In their book "Fact and Fiction in Global Energy Policy: 15 Contentious Questions," Benjamin J. Sovacool, Marilyn A. Brown and Scott V. Valentine provide an essential guide to the global debate on how to create a more sustainable energy system. The authors are driven by a desire to bring much-needed sense and perspective to the often heated and politically charged debates about future energy choices. This is not an easy task. For, as the authors themselves point out, competing ideological frames often get in the way of rational and empirically informed discussion. But they nevertheless maintain the hope that their critical investigations into some of the most contentious issues can "educate and inform readers by pulling back the curtain to reveal some of the precepts underlying contention in energy policy" (352).

The book is structured around fifteen key questions that deal with the environmental shortcomings of current energy sources, the potential for developing alternative energy technologies, the options for dealing with climate change and the implications for energy security. Each chapter follows a straightforward pattern, with the authors first setting out two opposing views to a given question and then attempting to reconcile them or offering a middle-ground perspective. By following this three-step approach — loosely modeled on the dialectic of thesis, antithesis and synthesis — the authors manage to convey a sense of the lively debate that surrounds these topics while putting forward their own distinctive interpretations. It is this combination of objective review and distinctive argumentation that makes "Fact and Fiction" such a rewarding and engaging read.

Among the most successful chapters are those that tackle real policy dilemmas. Chapter Five, for example, deals with the question "Is Shale Gas a Bridge to a Clean Energy Future?" While shale gas production has become a booming industry in the U.S., its future in Europe remains uncertain due to concerns over environmental impacts and regulatory barriers. The authors first survey the pros of the new technology: shale gas is abundant and affordable; it is the cleanest of all fossil fuels; and its exploitation holds the promise of boosting employment, tax revenues and economic growth. Following this, the book then turns to examining the main counter-arguments: the process of extracting shale gas is prone to causing water pollution; it turns out to be much more expensive if the necessary environmental protection measures are included in the calculation; and it runs the risk of slowing down investment in even cleaner sources of energy, mostly renewables.
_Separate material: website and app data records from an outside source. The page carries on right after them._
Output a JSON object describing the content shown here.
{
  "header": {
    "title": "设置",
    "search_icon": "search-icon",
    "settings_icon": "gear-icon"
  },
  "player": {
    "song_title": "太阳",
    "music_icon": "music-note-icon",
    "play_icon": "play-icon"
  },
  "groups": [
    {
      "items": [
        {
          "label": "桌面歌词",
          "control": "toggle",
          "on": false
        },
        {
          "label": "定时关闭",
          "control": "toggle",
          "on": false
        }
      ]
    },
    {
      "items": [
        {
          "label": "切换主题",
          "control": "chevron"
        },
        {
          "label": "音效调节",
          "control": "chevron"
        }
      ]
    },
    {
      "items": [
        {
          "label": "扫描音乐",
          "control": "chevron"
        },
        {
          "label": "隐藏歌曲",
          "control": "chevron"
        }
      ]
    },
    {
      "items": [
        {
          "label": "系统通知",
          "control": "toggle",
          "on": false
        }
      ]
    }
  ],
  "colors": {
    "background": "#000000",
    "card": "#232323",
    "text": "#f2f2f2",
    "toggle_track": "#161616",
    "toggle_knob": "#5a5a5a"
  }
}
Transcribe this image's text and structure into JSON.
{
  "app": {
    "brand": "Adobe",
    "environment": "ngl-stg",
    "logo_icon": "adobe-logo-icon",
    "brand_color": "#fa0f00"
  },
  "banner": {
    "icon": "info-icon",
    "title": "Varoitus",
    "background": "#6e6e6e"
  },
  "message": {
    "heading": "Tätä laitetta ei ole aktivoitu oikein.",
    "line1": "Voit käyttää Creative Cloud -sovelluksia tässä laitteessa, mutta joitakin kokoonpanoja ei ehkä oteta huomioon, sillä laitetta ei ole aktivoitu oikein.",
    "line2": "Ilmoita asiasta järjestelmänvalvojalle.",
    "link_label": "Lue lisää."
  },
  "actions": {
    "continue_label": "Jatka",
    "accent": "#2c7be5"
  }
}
In concluding, the authors make the sensible suggestion that the costs and benefits of shale gas are distributed unevenly and manifest themselves at different scales. The common ground position is thus to treat shale gas production only as a short-term solution, as a bridge towards cleaner energy sources provided it is governed by tight regulations.

Some of the less successful chapters deal with questions that address seemingly difficult dilemmas but no longer pose major challenges in contemporary policy debates. This is the case, for example, with Chapter Nine on "Is Mitigation or Adaptation the Best Way to Address Climate Change?" This question may once have been a thorny issue in international climate politics. Indeed, during the 1990s, the UN climate regime strongly prioritized mitigation over adaptation, but this divide has since been toned down considerably. Cutting down greenhouse gas emissions and adapting to a warming climate are now recognized and supported as important policy goals. The common ground position that the authors advocate — "adaptation and mitigation should be co-optimized" (201) — thus comes across as a bland restatement of what has become a common-sense position.

Despite this, the book has many strengths and is highly recommended to anyone who is keen to understand the most pressing issues in global energy policy. The authors manage to inject a rational tone into what is often a shrill debate, and their survey of the research and policy discussions is a real tour de force that will be of benefit not only to students but also practitioners of energy policy.

The News Lens has been authorized to republish this review. The piece was first published by The London School of Economics Review of Books. The original can be found here.

TNL Editor: Edward White